Our culture is largely death-phobic, yet it is something we all must face at some point. This workshop reduces potential stress for family members at an already difficult time by taking you step-by-step through the process of making a good end-of-life plan. Putting your affairs in order will also give peace of mind and a release of energy, which is then available for living life to the fullest! Work will be in the main group as well as in smaller groups, plus individual reflection.
By the end of this workshop, participants will be able to:
· recognise why it is important to plan for the future
· follow the practical steps needed to prepare well for death and dying
· start conversations with their loved ones about death and dying
· use their identified life values to help in decision-making
· have all end-of-life documentation in one place
Getting started is often the hardest part of any project. By the time you finish the workshop you will be well on the way to creating your end-of-life plan, something many of us put off for years. People sometimes ask me if you have to be old or terminally ill to be planning for end-of-life and my answer is absolutely not. While old age and illness bring an urgency to the work, simply put, this work is for everyone who is going to die or experience the death of family and friends, which is of course each and every one of us. While you will be focusing on your own preferences (or possibly others’ preferences if you are caring for anyone), what the workshop also offers is the opportunity to get this important work done in the company of like-minded people, and this is something which many find beneficial. Sharing experiences – both practical and emotional – can really help us focus our minds on what we would want and just as importantly, not want. Most of us have heard stories about people dying without leaving instructions about what was important to them should they become incapacitated, or what they might have wanted their funeral to be like, leaving loved ones at best with a difficult decision to make and at worst arguing and falling out. But this really doesn’t need to be the case. By doing the work now, we can then relax in the knowledge that we have minimised that stress for our grieving loved ones.
Residential Single £295
Residential Shared £255
Please note that prices are listed per person.
Residential options are fully inclusive with all meals provided. Non-residential options include suppers, lunches and all refreshments and exclude B&B.
Arrival and registration 4.00pm – 6.00pm Friday. Course begins with supper at 6.30pm. Course ends with afternoon tea at 4.00pm on Sunday.

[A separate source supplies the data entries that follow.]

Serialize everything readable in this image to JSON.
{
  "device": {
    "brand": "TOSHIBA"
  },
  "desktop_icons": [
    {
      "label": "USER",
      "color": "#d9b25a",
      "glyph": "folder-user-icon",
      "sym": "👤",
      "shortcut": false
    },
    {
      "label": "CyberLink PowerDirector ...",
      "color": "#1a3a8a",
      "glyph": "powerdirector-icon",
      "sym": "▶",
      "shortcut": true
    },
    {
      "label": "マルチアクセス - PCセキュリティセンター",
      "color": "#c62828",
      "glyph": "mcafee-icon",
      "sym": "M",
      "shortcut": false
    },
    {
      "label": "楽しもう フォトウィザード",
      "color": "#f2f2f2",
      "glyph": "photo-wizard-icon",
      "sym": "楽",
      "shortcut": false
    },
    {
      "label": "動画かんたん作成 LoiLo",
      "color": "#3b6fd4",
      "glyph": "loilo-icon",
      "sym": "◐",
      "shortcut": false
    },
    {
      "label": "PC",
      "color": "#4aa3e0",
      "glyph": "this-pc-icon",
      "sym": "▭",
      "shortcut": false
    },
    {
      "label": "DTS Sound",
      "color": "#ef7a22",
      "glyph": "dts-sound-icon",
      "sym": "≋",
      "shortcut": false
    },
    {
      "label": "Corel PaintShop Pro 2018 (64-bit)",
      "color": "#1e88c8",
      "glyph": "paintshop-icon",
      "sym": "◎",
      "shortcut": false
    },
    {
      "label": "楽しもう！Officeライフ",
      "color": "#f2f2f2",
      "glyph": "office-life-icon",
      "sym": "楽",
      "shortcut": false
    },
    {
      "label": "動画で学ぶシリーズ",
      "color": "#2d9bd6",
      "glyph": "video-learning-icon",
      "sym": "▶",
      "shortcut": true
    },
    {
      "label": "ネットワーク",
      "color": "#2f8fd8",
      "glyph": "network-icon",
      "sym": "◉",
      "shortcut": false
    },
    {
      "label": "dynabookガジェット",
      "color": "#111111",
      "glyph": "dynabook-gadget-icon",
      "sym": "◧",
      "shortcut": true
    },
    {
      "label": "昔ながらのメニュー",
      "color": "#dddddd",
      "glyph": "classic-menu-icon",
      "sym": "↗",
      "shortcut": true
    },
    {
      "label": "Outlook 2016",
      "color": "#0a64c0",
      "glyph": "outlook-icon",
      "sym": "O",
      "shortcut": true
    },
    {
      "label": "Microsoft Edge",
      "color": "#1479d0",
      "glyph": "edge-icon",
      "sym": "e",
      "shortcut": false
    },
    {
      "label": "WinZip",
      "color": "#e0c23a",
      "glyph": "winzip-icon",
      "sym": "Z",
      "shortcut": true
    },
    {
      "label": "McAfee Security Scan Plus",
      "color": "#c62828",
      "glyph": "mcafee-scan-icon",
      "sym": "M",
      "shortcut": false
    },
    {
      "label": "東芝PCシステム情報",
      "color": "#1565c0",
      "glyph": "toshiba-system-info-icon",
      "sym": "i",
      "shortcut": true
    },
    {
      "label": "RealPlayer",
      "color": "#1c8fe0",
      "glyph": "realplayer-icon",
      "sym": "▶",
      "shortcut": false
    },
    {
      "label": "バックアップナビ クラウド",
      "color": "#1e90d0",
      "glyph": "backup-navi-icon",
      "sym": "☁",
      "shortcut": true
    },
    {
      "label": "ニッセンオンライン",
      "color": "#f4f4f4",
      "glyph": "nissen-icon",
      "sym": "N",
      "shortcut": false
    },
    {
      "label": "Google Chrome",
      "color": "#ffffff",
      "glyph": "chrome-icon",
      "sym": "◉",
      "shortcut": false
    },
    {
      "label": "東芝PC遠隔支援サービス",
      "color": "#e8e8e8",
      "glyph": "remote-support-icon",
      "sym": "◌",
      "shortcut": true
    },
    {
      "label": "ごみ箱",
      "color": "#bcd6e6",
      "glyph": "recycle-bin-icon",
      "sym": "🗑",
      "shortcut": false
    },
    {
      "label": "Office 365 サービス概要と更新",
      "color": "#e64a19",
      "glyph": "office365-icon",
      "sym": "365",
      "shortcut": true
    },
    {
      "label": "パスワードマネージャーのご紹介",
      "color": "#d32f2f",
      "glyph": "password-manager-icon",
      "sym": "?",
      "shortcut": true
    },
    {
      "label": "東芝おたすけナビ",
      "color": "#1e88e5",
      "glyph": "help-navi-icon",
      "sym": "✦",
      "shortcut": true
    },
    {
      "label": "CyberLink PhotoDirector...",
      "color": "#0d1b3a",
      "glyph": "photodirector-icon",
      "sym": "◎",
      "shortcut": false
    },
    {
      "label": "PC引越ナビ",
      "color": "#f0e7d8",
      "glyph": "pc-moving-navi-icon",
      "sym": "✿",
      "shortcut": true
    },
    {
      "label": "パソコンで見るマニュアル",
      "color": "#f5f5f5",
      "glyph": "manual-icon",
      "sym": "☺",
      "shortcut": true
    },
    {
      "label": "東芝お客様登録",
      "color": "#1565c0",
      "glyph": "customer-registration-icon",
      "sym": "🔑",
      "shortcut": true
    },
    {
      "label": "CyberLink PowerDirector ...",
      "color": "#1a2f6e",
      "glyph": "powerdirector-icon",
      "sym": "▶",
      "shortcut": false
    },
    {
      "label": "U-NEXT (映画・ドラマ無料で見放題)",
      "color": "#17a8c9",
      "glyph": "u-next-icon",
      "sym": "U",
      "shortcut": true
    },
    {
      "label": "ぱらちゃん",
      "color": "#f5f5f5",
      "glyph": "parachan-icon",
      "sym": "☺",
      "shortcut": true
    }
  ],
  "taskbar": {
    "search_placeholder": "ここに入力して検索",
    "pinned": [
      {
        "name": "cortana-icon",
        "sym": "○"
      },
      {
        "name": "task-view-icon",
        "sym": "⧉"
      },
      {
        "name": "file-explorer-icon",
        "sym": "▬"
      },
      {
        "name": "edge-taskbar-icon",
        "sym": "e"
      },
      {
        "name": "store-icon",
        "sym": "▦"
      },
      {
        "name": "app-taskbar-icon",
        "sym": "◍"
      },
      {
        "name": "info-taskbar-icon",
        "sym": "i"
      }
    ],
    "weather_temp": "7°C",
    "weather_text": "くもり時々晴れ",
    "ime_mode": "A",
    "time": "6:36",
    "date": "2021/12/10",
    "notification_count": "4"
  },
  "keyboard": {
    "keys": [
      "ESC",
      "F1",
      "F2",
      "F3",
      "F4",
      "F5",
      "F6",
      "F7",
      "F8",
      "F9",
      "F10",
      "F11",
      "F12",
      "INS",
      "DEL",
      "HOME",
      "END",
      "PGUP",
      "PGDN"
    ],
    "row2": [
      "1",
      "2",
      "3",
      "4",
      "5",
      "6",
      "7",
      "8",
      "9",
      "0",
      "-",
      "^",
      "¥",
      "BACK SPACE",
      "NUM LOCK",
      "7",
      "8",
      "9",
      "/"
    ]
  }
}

Jane Diamond is a graduate of the Before I Go Academy, the training arm of BIG Solutions, a social enterprise whose mission is to have end-of-life plans be as commonplace as birth plans. See www.beforeigosolutions.comJane believes we need to change how we talk about death and dying so it is better understood as a normal part of life. Her work focuses on informing people about what options are available with regard to planning for end-of-life, end-of-life itself and the funeral afterwards. She has been running a local death café since March 2016 and is a member of End-of-Life Doula UK which offers doula support for those at end-of-life. Jane also works with a local funeral director and in March 2019 starts funeral director training. Jane has a background in body psychotherapy, having trained at the Chiron Centre from 2002-2007. She is also a member of Gloucestershire Bereavement Forum where bereavement services from the voluntary, charity and NHS sectors meet quarterly to signpost available bereavement support across the county.